Here’s what I think are the essential elements to succeeding in life’s pursuit of happiness (if you wish to take the road less traveled, i.e., the integral route):
Laugh. It’s perhaps God’s greatest gift to man. It’s the ultimate release valve; and it’s easy to find.
Network: Make good with and compile as many personal contacts as possible. It took me years to realize that knowing people is how you are going to get to where you want to go. Nobody has ever done it completely alone, I assure you. I know that for the longest time, as a person who takes pride in my independent and individualistic nature, I probably took what I thought were character strengths a little too far.

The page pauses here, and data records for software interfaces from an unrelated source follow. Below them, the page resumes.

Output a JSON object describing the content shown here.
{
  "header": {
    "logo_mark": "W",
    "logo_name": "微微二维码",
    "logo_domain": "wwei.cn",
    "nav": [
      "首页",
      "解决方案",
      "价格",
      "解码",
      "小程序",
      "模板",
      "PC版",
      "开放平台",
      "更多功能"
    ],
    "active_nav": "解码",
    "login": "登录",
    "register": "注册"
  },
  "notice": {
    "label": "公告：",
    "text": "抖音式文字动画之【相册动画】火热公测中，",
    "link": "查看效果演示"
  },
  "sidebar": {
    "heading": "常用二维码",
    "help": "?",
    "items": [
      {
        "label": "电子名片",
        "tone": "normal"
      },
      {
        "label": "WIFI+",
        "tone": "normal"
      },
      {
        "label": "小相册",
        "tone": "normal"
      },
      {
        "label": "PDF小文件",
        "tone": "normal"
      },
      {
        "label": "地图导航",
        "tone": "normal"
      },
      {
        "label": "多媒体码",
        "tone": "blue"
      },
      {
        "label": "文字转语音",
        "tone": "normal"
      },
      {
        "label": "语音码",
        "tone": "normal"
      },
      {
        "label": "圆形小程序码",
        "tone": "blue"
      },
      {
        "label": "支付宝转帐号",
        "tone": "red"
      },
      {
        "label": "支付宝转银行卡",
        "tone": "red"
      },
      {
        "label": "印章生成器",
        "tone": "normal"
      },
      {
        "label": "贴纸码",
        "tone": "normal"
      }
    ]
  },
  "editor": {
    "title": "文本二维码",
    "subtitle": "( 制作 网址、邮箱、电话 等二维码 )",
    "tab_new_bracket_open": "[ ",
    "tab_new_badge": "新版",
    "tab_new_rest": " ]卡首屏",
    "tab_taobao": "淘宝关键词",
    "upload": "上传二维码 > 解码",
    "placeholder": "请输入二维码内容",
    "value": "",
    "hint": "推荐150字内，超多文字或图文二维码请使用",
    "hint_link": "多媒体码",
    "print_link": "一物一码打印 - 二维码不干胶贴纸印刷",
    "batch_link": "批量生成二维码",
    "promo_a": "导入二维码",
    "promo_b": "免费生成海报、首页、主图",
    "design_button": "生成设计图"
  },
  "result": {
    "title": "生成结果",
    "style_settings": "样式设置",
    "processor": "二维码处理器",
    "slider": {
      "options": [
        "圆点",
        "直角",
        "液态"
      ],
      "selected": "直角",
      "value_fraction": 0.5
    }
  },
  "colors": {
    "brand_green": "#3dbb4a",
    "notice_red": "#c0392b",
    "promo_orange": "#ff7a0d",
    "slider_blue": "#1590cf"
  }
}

I hate the term and the stigma it carries, but for nearly a decade I have been somewhat of a “loner.” I wasn’t a complete hermit, because I have made plenty of friends over the years, however none of them happen to be of or around my same age or ideal ilk. And for the last eight years, while I was trying to get my life back on track after allowing my talents to just sit on a shelf in the attic while I partied my way out of college, I became a man and an artist. First of all, I was well aware that most people don’t go back to college (if they go at all) after dropping out once already. Maybe its because they fear being humiliated, knowing it didn’t work out before. I have never actually called anyone the “S” word, but if you go back to college a second time, and leave your final class maintaining the status quo (i.e., degreeless) that makes you Stupid in my book. Secondly, I always knew I was intelligent enough to earn a college degree; I was just a classic case of someone who needed time to develop my own universe and overall concept of how the world turns. Ahh, the road to self-discovery-what a great excuse!
Nobody knows exactly why “late bloomers” take so long to come around the proverbial mountain. Perhaps the smartest man God ever produced, Albert Einstein, was a patent clerk while he was still in his 30’s.
Another key to success is learning to accept failure. It’s just something that you have to develop a shield for. If I had a nickel for every time I was rejected for a job or writing opportunity over the last couple of years, I would be living in Greenwich Village as opposed to Queens. Nobody likes being rejected, its human nature to feel wanted by something or somebody. You can’t let some rejection letter or email cause you to feel irrelevant. If you get rejected enough, you almost become immune to it. If you get rejected enough, that should say a lot about who you are as a person. Congratulations for sticking with it. Thankfully, I have developed a sense of humor for it all. More on the remedy of laughter later.
How do I know all this crap about succeeding in life, even though my own professional career has amounted to half a pile of dirt thus far? I read this quote, used by the Nixon Campaign for President during the ’72 election:
Nothing in the world can take place of persistence. Talent will not: nothing is more common than unsuccessful men with talent. Genius will not: unrewarded genius is almost a proverb. Education alone will not: the world is full of educated derelicts. Persistence and determination alone are omnipotent. –Unknown